• [Task requirements] Output the records exactly. Include every line.

____ Exercise data

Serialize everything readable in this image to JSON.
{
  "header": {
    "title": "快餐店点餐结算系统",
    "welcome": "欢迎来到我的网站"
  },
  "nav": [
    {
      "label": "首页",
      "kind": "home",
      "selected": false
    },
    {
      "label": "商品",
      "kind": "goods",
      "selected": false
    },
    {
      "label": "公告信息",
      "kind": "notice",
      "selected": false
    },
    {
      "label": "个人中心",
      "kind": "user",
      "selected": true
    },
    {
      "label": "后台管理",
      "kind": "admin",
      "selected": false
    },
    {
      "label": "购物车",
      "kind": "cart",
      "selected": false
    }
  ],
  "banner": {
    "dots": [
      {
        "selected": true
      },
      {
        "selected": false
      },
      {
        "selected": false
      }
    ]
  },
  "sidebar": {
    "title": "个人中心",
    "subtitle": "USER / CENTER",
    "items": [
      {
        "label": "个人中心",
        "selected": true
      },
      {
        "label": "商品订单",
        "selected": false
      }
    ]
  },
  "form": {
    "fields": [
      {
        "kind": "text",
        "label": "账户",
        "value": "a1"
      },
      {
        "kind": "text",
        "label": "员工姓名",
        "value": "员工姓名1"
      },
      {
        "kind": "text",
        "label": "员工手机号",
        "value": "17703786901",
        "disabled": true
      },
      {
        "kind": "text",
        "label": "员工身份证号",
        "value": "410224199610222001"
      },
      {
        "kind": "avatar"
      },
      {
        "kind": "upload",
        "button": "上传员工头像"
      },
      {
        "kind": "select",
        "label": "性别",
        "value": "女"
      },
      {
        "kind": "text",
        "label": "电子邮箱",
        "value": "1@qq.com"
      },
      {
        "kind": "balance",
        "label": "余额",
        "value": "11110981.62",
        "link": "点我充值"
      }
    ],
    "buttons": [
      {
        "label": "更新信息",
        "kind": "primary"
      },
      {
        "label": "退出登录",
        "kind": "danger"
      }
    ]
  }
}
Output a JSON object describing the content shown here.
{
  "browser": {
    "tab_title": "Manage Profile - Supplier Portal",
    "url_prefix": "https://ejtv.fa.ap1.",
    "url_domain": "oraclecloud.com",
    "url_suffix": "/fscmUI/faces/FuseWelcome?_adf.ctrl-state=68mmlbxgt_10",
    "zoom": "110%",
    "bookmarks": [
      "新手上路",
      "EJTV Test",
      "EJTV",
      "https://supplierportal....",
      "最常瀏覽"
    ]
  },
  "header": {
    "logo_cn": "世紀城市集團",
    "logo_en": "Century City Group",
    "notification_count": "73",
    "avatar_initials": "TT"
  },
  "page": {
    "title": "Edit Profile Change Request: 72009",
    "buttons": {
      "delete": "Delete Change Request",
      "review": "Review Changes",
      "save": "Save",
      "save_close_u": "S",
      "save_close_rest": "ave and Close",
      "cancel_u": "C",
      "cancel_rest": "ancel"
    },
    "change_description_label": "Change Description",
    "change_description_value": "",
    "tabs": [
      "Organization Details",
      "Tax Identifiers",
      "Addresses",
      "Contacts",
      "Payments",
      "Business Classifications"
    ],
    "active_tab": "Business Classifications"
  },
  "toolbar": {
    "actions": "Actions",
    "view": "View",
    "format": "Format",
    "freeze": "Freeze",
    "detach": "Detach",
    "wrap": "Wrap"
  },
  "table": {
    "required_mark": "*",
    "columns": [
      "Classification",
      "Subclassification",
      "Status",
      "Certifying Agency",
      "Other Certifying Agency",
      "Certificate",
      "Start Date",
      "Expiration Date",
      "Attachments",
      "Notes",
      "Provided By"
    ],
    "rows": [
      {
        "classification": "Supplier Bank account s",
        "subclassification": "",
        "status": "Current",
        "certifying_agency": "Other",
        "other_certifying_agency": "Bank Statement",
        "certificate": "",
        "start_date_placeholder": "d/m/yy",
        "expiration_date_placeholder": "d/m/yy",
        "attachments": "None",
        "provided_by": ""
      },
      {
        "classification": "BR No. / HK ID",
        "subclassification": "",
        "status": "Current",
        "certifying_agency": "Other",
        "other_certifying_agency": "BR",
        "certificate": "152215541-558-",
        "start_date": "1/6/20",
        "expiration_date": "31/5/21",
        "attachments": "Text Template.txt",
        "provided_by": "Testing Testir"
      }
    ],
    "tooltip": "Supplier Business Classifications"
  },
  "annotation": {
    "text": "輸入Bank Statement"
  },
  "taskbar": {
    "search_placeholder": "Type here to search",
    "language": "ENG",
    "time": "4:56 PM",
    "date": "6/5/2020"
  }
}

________

• [Task solution]
Serialize everything readable in this image to JSON.
{
  "header": {
    "title": "快餐店点餐结算系统",
    "welcome": "欢迎来到我的网站"
  },
  "nav": [
    {
      "label": "首页",
      "kind": "home",
      "selected": false
    },
    {
      "label": "商品",
      "kind": "goods",
      "selected": false
    },
    {
      "label": "公告信息",
      "kind": "notice",
      "selected": false
    },
    {
      "label": "个人中心",
      "kind": "user",
      "selected": true
    },
    {
      "label": "后台管理",
      "kind": "admin",
      "selected": false
    },
    {
      "label": "购物车",
      "kind": "cart",
      "selected": false
    }
  ],
  "banner": {
    "dots": [
      {
        "selected": true
      },
      {
        "selected": false
      },
      {
        "selected": false
      }
    ]
  },
  "sidebar": {
    "title": "个人中心",
    "subtitle": "USER / CENTER",
    "items": [
      {
        "label": "个人中心",
        "selected": true
      },
      {
        "label": "商品订单",
        "selected": false
      }
    ]
  },
  "form": {
    "fields": [
      {
        "kind": "text",
        "label": "账户",
        "value": "a1"
      },
      {
        "kind": "text",
        "label": "员工姓名",
        "value": "员工姓名1"
      },
      {
        "kind": "text",
        "label": "员工手机号",
        "value": "17703786901",
        "disabled": true
      },
      {
        "kind": "text",
        "label": "员工身份证号",
        "value": "410224199610222001"
      },
      {
        "kind": "avatar"
      },
      {
        "kind": "upload",
        "button": "上传员工头像"
      },
      {
        "kind": "select",
        "label": "性别",
        "value": "女"
      },
      {
        "kind": "text",
        "label": "电子邮箱",
        "value": "1@qq.com"
      },
      {
        "kind": "balance",
        "label": "余额",
        "value": "11110981.62",
        "link": "点我充值"
      }
    ],
    "buttons": [
      {
        "label": "更新信息",
        "kind": "primary"
      },
      {
        "label": "退出登录",
        "kind": "danger"
      }
    ]
  }
}
Output a JSON object describing the content shown here.
{
  "browser": {
    "tab_title": "Manage Profile - Supplier Portal",
    "url_prefix": "https://ejtv.fa.ap1.",
    "url_domain": "oraclecloud.com",
    "url_suffix": "/fscmUI/faces/FuseWelcome?_adf.ctrl-state=68mmlbxgt_10",
    "zoom": "110%",
    "bookmarks": [
      "新手上路",
      "EJTV Test",
      "EJTV",
      "https://supplierportal....",
      "最常瀏覽"
    ]
  },
  "header": {
    "logo_cn": "世紀城市集團",
    "logo_en": "Century City Group",
    "notification_count": "73",
    "avatar_initials": "TT"
  },
  "page": {
    "title": "Edit Profile Change Request: 72009",
    "buttons": {
      "delete": "Delete Change Request",
      "review": "Review Changes",
      "save": "Save",
      "save_close_u": "S",
      "save_close_rest": "ave and Close",
      "cancel_u": "C",
      "cancel_rest": "ancel"
    },
    "change_description_label": "Change Description",
    "change_description_value": "",
    "tabs": [
      "Organization Details",
      "Tax Identifiers",
      "Addresses",
      "Contacts",
      "Payments",
      "Business Classifications"
    ],
    "active_tab": "Business Classifications"
  },
  "toolbar": {
    "actions": "Actions",
    "view": "View",
    "format": "Format",
    "freeze": "Freeze",
    "detach": "Detach",
    "wrap": "Wrap"
  },
  "table": {
    "required_mark": "*",
    "columns": [
      "Classification",
      "Subclassification",
      "Status",
      "Certifying Agency",
      "Other Certifying Agency",
      "Certificate",
      "Start Date",
      "Expiration Date",
      "Attachments",
      "Notes",
      "Provided By"
    ],
    "rows": [
      {
        "classification": "Supplier Bank account s",
        "subclassification": "",
        "status": "Current",
        "certifying_agency": "Other",
        "other_certifying_agency": "Bank Statement",
        "certificate": "",
        "start_date_placeholder": "d/m/yy",
        "expiration_date_placeholder": "d/m/yy",
        "attachments": "None",
        "provided_by": ""
      },
      {
        "classification": "BR No. / HK ID",
        "subclassification": "",
        "status": "Current",
        "certifying_agency": "Other",
        "other_certifying_agency": "BR",
        "certificate": "152215541-558-",
        "start_date": "1/6/20",
        "expiration_date": "31/5/21",
        "attachments": "Text Template.txt",
        "provided_by": "Testing Testir"
      }
    ],
    "tooltip": "Supplier Business Classifications"
  },
  "annotation": {
    "text": "輸入Bank Statement"
  },
  "taskbar": {
    "search_placeholder": "Type here to search",
    "language": "ENG",
    "time": "4:56 PM",
    "date": "6/5/2020"
  }
}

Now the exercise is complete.